Your task: All of the entries must be reproduced exactly, with no images carried over.

START Extracted entries

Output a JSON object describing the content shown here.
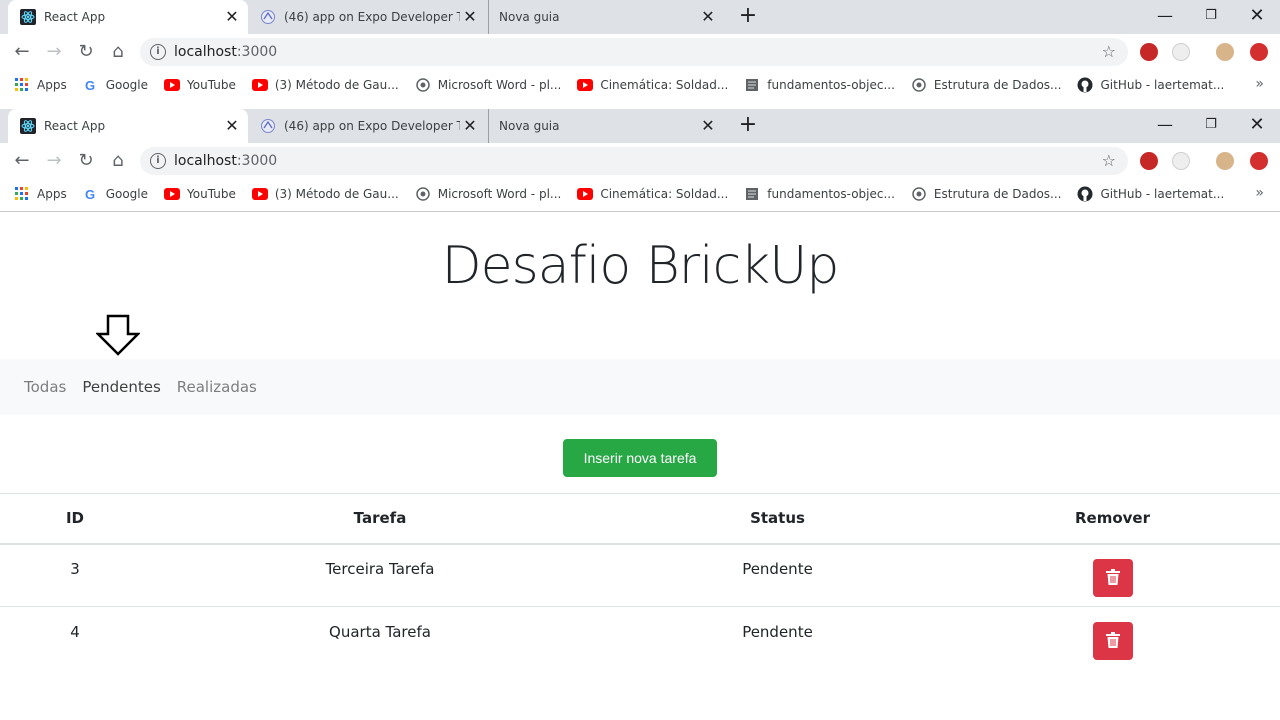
{
  "browser_windows": [
    {
      "tabs": [
        {
          "title": "React App",
          "close": "✕"
        },
        {
          "title": "(46) app on Expo Developer Tool",
          "close": "✕"
        },
        {
          "title": "Nova guia",
          "close": "✕"
        }
      ],
      "new_tab": "+",
      "window_controls": {
        "minimize": "—",
        "restore": "❐",
        "close": "✕"
      },
      "address": {
        "host": "localhost",
        "port": ":3000"
      }
    },
    {
      "tabs": [
        {
          "title": "React App",
          "close": "✕"
        },
        {
          "title": "(46) app on Expo Developer Tool",
          "close": "✕"
        },
        {
          "title": "Nova guia",
          "close": "✕"
        }
      ],
      "new_tab": "+",
      "window_controls": {
        "minimize": "—",
        "restore": "❐",
        "close": "✕"
      },
      "address": {
        "host": "localhost",
        "port": ":3000"
      }
    }
  ],
  "bookmarks": [
    {
      "label": "Apps",
      "icon": "apps-grid-icon"
    },
    {
      "label": "Google",
      "icon": "google-icon"
    },
    {
      "label": "YouTube",
      "icon": "youtube-icon"
    },
    {
      "label": "(3) Método de Gau...",
      "icon": "youtube-icon"
    },
    {
      "label": "Microsoft Word - pl...",
      "icon": "globe-icon"
    },
    {
      "label": "Cinemática: Soldad...",
      "icon": "youtube-icon"
    },
    {
      "label": "fundamentos-objec...",
      "icon": "document-icon"
    },
    {
      "label": "Estrutura de Dados...",
      "icon": "globe-icon"
    },
    {
      "label": "GitHub - laertemat...",
      "icon": "github-icon"
    }
  ],
  "bookmarks_more": "»",
  "page": {
    "title": "Desafio BrickUp",
    "nav": [
      "Todas",
      "Pendentes",
      "Realizadas"
    ],
    "insert_button": "Inserir nova tarefa",
    "table": {
      "headers": [
        "ID",
        "Tarefa",
        "Status",
        "Remover"
      ],
      "rows": [
        {
          "id": "3",
          "task": "Terceira Tarefa",
          "status": "Pendente"
        },
        {
          "id": "4",
          "task": "Quarta Tarefa",
          "status": "Pendente"
        }
      ]
    }
  },
  "colors": {
    "success": "#28a745",
    "danger": "#dc3545",
    "navbar_bg": "#f8f9fa",
    "tabstrip_bg": "#dee1e6"
  }
}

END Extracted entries

Answer for the task:
Output a JSON object describing the content shown here.
{
  "browser_windows": [
    {
      "tabs": [
        {
          "title": "React App",
          "close": "✕"
        },
        {
          "title": "(46) app on Expo Developer Tool",
          "close": "✕"
        },
        {
          "title": "Nova guia",
          "close": "✕"
        }
      ],
      "new_tab": "+",
      "window_controls": {
        "minimize": "—",
        "restore": "❐",
        "close": "✕"
      },
      "address": {
        "host": "localhost",
        "port": ":3000"
      }
    },
    {
      "tabs": [
        {
          "title": "React App",
          "close": "✕"
        },
        {
          "title": "(46) app on Expo Developer Tool",
          "close": "✕"
        },
        {
          "title": "Nova guia",
          "close": "✕"
        }
      ],
      "new_tab": "+",
      "window_controls": {
        "minimize": "—",
        "restore": "❐",
        "close": "✕"
      },
      "address": {
        "host": "localhost",
        "port": ":3000"
      }
    }
  ],
  "bookmarks": [
    {
      "label": "Apps",
      "icon": "apps-grid-icon"
    },
    {
      "label": "Google",
      "icon": "google-icon"
    },
    {
      "label": "YouTube",
      "icon": "youtube-icon"
    },
    {
      "label": "(3) Método de Gau...",
      "icon": "youtube-icon"
    },
    {
      "label": "Microsoft Word - pl...",
      "icon": "globe-icon"
    },
    {
      "label": "Cinemática: Soldad...",
      "icon": "youtube-icon"
    },
    {
      "label": "fundamentos-objec...",
      "icon": "document-icon"
    },
    {
      "label": "Estrutura de Dados...",
      "icon": "globe-icon"
    },
    {
      "label": "GitHub - laertemat...",
      "icon": "github-icon"
    }
  ],
  "bookmarks_more": "»",
  "page": {
    "title": "Desafio BrickUp",
    "nav": [
      "Todas",
      "Pendentes",
      "Realizadas"
    ],
    "insert_button": "Inserir nova tarefa",
    "table": {
      "headers": [
        "ID",
        "Tarefa",
        "Status",
        "Remover"
      ],
      "rows": [
        {
          "id": "3",
          "task": "Terceira Tarefa",
          "status": "Pendente"
        },
        {
          "id": "4",
          "task": "Quarta Tarefa",
          "status": "Pendente"
        }
      ]
    }
  },
  "colors": {
    "success": "#28a745",
    "danger": "#dc3545",
    "navbar_bg": "#f8f9fa",
    "tabstrip_bg": "#dee1e6"
  }
}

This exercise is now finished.